## Data items

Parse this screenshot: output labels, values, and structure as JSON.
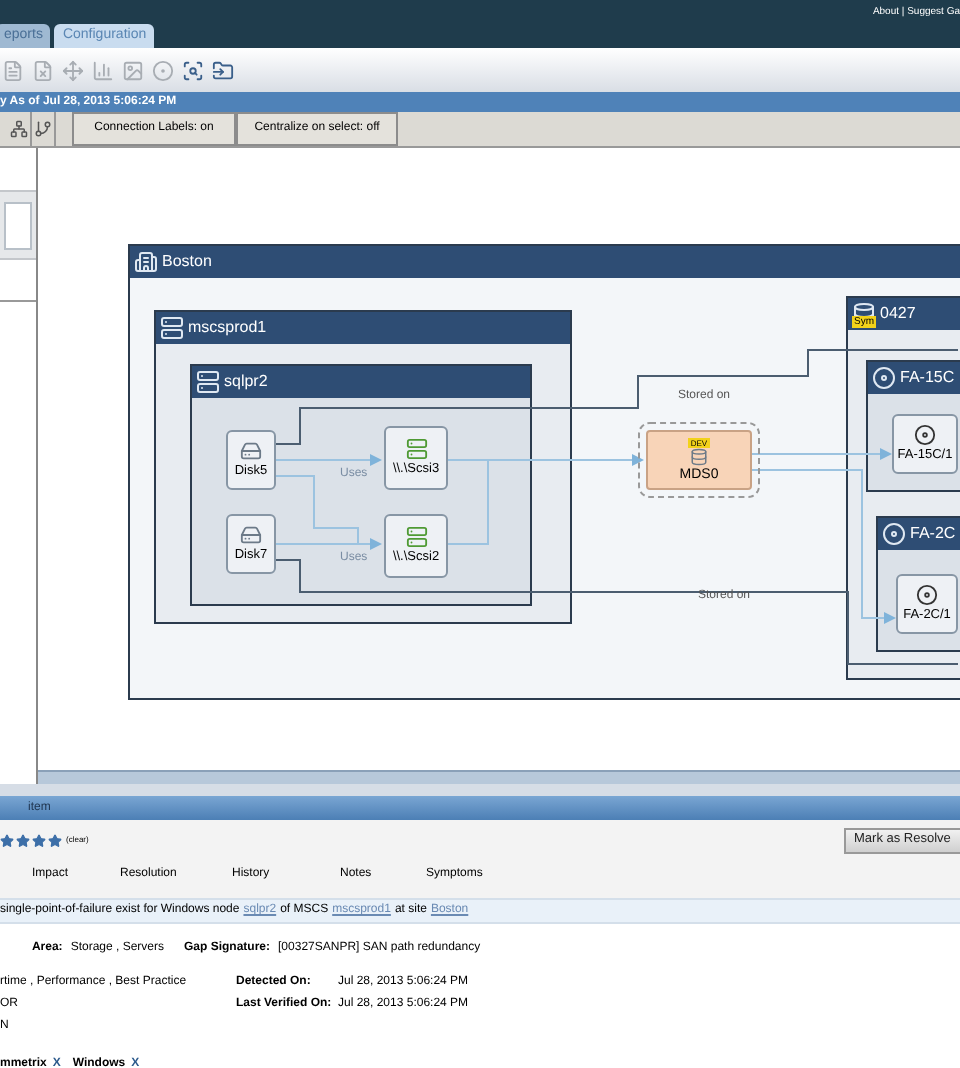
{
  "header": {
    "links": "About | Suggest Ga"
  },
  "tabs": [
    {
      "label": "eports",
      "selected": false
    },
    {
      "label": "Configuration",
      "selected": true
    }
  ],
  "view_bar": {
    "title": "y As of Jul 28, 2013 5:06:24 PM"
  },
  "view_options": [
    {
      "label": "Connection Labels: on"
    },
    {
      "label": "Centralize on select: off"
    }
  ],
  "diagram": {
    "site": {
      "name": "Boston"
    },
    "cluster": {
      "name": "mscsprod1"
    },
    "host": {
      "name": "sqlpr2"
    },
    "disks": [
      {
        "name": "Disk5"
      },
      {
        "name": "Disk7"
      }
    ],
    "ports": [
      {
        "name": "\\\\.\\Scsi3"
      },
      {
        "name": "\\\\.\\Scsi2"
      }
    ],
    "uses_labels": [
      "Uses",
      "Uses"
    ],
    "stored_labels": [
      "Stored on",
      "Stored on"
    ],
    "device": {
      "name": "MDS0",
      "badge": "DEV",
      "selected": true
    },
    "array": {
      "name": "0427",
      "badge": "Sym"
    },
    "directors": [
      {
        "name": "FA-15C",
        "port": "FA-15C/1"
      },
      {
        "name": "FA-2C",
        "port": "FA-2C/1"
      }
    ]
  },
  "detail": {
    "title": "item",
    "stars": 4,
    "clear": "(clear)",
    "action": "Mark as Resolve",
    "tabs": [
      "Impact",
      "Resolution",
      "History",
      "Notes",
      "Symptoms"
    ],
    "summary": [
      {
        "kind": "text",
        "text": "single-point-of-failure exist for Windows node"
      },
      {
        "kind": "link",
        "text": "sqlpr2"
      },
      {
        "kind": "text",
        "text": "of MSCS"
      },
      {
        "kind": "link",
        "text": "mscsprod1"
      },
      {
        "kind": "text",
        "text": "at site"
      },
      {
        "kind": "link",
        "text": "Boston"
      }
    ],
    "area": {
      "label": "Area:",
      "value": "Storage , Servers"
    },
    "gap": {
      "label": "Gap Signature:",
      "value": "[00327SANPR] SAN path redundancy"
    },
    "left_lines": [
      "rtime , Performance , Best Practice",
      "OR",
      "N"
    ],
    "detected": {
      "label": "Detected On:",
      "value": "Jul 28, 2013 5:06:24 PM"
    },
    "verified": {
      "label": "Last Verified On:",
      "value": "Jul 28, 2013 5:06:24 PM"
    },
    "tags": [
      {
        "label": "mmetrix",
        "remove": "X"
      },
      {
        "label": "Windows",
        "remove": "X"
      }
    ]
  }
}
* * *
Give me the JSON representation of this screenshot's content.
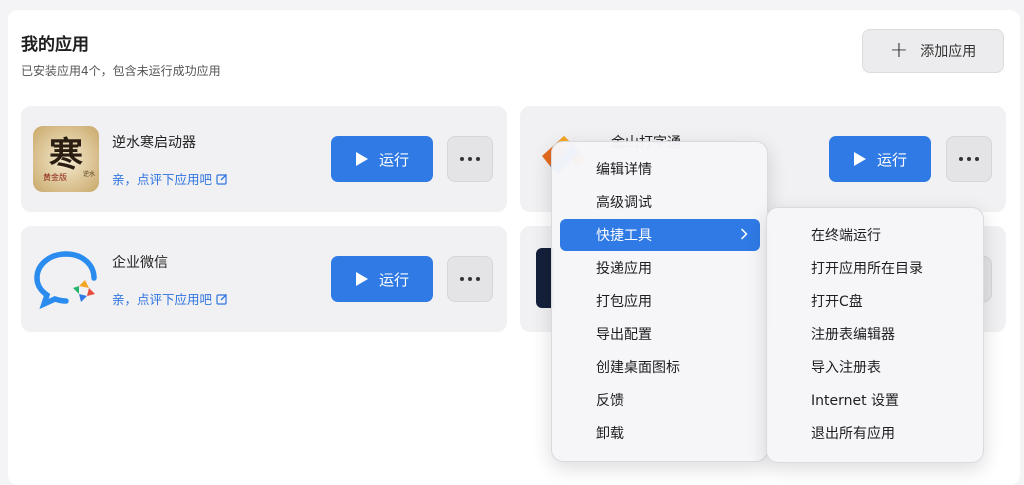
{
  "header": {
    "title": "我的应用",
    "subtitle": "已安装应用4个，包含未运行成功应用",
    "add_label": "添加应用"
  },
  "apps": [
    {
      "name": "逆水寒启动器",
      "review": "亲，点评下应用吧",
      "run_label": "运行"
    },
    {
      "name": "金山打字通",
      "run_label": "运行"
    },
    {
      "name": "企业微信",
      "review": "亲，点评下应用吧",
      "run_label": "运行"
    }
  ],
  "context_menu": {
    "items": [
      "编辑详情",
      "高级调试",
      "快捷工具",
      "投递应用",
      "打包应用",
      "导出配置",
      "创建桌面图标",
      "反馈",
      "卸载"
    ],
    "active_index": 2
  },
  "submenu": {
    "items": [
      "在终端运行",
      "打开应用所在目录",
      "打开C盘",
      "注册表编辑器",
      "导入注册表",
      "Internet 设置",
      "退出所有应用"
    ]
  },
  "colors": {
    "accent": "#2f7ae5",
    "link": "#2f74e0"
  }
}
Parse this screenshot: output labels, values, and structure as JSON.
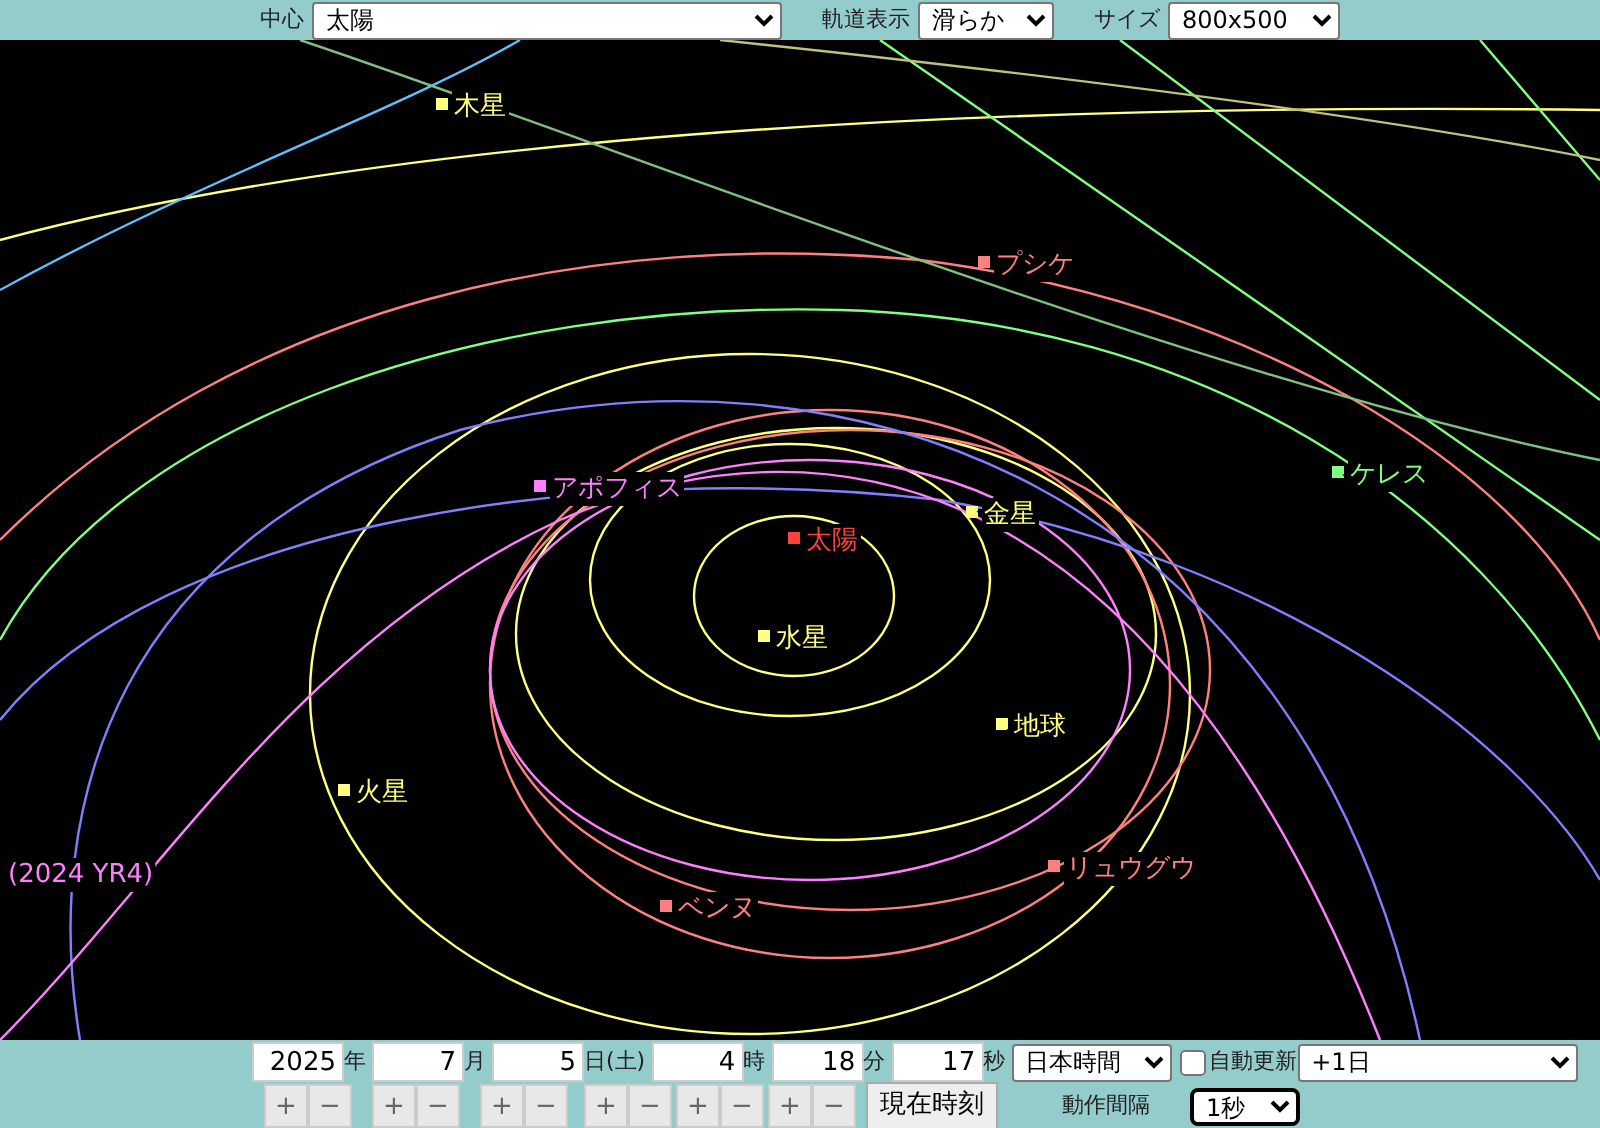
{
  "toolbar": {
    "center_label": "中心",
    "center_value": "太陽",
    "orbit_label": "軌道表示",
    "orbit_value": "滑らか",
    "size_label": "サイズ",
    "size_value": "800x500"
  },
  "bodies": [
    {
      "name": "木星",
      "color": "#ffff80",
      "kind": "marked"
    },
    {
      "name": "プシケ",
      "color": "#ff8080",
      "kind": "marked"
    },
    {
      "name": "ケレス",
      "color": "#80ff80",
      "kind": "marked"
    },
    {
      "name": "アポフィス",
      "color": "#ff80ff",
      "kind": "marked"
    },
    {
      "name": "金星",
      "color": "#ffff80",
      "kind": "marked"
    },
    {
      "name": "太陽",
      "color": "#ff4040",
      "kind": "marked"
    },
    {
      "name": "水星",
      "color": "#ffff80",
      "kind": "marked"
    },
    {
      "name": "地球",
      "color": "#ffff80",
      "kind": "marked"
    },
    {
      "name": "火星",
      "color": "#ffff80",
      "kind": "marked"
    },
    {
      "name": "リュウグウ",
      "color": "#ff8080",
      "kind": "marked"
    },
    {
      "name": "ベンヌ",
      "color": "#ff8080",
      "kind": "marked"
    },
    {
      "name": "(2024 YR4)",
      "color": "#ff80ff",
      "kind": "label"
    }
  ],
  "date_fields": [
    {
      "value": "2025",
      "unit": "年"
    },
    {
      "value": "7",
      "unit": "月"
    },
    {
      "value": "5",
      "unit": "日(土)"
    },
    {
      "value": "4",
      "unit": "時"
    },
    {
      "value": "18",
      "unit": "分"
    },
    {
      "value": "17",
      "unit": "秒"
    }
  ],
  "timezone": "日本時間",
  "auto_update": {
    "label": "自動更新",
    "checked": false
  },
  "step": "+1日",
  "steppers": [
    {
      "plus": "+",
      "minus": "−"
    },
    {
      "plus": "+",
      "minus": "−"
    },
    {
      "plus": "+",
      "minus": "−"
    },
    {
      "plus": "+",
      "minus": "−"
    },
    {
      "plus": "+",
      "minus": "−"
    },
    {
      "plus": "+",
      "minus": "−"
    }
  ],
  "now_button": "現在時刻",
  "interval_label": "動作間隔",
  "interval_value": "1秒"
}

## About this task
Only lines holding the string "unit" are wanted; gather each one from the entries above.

## Response box
      "unit": "年"
      "unit": "月"
      "unit": "日(土)"
      "unit": "時"
      "unit": "分"
      "unit": "秒"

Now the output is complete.